--- PROVIDED RECORDS ---

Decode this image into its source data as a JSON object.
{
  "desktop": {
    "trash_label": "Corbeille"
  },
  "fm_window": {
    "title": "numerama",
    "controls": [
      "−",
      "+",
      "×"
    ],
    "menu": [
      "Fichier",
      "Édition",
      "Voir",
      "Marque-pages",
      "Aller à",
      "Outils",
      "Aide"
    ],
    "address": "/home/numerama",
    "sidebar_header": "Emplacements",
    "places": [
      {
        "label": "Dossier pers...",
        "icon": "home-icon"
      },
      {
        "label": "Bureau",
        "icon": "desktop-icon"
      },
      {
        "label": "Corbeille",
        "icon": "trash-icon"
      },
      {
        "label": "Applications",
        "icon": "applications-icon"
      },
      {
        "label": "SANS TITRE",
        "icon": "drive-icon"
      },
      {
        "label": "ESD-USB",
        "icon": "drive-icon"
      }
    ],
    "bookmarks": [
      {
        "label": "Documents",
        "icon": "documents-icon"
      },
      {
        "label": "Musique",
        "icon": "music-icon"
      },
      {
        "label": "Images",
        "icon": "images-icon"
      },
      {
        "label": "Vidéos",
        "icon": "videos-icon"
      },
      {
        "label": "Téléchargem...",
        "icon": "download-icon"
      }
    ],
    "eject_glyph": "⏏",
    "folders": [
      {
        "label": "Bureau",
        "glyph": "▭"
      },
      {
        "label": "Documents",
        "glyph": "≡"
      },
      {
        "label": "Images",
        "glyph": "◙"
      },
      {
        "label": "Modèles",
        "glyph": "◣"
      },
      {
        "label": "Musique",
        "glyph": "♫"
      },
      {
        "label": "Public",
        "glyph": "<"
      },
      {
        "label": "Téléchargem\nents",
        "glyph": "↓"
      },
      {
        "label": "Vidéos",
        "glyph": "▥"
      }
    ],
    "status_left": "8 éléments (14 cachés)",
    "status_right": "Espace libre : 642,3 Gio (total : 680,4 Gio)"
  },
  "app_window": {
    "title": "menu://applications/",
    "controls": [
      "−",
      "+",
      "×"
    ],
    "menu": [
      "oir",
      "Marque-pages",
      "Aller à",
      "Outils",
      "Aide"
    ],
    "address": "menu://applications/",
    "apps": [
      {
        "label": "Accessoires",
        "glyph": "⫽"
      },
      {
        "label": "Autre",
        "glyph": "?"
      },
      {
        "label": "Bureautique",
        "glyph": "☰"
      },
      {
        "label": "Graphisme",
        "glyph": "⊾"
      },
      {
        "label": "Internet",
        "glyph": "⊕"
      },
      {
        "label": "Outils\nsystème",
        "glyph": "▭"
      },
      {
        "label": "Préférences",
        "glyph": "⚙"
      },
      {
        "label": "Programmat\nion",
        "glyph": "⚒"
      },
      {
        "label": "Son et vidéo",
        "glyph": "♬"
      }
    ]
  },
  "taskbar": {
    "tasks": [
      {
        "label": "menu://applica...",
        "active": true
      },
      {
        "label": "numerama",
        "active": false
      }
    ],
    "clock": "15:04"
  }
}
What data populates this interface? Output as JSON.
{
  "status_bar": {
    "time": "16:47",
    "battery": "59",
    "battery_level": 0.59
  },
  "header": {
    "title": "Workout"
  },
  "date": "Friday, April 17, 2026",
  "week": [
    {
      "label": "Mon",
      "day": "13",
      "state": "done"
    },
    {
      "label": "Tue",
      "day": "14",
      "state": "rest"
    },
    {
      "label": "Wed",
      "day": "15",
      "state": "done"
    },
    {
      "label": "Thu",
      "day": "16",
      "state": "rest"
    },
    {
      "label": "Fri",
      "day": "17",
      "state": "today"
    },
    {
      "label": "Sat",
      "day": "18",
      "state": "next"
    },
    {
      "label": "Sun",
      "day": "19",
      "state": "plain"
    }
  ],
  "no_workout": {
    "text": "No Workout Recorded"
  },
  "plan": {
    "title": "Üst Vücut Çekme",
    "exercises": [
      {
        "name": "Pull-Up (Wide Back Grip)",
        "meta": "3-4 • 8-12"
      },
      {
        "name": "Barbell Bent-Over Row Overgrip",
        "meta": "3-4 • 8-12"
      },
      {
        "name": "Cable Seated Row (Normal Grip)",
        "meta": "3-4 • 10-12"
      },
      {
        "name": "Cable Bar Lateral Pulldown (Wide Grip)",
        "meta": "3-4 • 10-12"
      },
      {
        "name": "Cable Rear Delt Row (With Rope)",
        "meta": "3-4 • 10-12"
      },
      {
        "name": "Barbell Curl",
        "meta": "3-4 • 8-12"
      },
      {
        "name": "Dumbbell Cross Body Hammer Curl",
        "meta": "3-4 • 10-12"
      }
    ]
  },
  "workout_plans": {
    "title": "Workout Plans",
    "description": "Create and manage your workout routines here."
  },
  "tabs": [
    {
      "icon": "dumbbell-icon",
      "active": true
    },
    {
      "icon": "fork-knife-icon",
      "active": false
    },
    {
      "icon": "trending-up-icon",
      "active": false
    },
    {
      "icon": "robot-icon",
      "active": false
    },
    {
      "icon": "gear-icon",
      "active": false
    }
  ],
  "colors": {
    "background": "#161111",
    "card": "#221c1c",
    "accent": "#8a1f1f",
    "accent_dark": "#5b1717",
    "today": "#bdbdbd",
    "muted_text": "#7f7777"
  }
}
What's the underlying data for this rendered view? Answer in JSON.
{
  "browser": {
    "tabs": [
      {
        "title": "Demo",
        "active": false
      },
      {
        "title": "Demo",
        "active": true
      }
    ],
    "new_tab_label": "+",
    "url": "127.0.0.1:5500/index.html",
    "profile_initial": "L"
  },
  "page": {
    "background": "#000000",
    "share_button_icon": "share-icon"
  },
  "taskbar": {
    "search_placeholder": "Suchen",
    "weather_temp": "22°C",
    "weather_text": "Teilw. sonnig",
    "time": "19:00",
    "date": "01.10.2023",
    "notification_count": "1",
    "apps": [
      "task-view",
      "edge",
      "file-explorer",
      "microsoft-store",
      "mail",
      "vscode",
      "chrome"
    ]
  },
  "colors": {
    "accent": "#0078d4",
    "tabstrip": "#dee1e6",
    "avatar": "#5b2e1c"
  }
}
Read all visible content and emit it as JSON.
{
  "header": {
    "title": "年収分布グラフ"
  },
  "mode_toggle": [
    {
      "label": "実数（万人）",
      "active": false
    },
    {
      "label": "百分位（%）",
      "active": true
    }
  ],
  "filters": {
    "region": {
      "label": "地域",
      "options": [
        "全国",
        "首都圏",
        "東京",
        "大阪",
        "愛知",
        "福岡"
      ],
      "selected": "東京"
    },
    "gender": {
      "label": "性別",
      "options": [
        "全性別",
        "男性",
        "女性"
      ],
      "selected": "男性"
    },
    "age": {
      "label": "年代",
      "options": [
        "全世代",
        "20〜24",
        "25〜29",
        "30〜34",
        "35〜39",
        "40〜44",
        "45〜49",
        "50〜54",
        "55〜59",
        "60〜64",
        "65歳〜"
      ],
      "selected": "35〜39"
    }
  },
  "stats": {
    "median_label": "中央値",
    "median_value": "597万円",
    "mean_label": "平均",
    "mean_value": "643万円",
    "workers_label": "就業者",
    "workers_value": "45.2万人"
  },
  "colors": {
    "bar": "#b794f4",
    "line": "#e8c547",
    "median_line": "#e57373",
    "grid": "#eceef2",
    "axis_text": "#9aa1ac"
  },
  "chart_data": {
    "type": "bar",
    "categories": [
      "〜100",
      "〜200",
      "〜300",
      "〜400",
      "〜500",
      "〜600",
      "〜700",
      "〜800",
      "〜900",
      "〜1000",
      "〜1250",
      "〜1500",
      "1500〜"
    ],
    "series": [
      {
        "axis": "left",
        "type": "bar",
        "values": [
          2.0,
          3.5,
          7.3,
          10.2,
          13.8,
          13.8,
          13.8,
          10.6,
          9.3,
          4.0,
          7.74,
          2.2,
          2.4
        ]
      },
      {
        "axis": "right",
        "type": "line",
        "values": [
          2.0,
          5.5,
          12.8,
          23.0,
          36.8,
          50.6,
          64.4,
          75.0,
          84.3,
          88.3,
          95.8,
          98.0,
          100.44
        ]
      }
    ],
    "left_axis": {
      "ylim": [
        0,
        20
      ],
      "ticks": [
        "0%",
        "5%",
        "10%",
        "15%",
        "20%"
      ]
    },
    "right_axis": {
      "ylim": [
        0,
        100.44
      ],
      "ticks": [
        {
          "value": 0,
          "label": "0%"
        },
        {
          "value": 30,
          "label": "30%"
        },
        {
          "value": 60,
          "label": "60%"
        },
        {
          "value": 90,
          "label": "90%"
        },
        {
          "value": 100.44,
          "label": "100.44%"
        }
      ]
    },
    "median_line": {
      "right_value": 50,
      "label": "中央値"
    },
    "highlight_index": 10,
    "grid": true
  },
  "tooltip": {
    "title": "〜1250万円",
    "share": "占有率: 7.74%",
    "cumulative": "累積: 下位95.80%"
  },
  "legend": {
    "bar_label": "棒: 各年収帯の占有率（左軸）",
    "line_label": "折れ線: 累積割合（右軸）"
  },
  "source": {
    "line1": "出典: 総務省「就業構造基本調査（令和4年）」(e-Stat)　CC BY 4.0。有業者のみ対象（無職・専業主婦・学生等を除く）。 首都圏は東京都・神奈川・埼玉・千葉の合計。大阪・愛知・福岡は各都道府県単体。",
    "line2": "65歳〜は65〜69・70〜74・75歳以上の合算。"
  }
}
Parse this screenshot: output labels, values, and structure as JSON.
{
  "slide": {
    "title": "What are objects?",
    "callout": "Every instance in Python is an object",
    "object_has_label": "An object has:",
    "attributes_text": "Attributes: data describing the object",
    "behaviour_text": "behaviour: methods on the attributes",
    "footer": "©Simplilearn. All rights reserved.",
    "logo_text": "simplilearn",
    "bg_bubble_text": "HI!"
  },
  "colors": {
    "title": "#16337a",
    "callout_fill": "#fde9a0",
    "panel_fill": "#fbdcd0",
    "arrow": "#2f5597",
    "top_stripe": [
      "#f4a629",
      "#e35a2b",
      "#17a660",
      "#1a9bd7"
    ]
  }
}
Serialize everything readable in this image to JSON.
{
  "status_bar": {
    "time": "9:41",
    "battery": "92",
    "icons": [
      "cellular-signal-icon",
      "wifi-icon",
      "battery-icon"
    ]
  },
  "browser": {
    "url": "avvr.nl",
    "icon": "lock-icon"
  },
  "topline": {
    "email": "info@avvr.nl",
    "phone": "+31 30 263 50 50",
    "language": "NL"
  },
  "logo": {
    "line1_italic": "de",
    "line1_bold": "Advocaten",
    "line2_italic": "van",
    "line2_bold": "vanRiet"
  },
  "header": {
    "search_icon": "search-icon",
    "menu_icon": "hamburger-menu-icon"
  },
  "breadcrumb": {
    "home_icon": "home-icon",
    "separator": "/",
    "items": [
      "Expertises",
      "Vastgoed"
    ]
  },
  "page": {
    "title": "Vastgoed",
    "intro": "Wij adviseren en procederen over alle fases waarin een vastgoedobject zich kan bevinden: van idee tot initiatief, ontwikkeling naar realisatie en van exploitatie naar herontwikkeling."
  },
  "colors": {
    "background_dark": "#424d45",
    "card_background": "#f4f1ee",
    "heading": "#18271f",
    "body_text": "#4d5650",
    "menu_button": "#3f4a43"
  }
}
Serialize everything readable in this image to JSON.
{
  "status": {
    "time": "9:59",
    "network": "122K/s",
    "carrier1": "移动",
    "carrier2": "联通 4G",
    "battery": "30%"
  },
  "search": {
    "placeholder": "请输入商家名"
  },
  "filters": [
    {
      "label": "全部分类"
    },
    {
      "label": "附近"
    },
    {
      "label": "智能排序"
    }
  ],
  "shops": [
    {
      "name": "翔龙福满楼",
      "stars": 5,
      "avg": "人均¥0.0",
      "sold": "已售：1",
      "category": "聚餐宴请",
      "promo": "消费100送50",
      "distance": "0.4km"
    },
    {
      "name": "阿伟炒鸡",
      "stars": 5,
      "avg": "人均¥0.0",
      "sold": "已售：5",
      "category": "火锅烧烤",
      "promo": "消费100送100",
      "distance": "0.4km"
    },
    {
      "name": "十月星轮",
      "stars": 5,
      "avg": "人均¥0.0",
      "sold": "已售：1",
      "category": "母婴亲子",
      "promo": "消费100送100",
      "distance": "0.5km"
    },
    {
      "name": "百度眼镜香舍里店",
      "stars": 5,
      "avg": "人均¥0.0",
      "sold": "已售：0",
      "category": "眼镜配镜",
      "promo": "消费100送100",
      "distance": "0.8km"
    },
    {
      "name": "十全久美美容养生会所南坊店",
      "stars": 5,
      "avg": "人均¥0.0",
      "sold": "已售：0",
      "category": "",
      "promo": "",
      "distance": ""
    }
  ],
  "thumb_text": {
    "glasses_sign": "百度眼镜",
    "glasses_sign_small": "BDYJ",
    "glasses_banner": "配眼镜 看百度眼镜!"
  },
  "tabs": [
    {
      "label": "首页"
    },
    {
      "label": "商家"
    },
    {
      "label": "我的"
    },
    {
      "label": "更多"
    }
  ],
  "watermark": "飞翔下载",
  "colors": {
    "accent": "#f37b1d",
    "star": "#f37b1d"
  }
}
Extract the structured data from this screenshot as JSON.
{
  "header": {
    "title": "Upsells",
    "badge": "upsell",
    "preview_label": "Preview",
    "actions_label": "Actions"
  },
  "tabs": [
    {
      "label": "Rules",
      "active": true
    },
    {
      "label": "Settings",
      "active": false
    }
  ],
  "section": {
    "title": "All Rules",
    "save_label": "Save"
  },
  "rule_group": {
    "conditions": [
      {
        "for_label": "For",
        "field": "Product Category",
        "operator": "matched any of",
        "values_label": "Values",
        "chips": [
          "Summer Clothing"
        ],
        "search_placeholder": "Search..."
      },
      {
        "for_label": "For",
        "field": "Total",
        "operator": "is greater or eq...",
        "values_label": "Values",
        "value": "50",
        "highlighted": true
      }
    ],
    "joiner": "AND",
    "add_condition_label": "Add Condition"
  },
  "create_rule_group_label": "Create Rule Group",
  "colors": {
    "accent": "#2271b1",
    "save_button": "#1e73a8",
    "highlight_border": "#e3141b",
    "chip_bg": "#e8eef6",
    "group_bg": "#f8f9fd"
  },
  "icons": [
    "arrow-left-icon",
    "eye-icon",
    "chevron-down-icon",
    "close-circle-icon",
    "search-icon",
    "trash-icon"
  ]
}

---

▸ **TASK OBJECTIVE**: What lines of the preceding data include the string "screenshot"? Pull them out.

▸ **ANSWER TO THE PROBLEM**:
Parse this screenshot: output labels, values, and structure as JSON.
Extract the structured data from this screenshot as JSON.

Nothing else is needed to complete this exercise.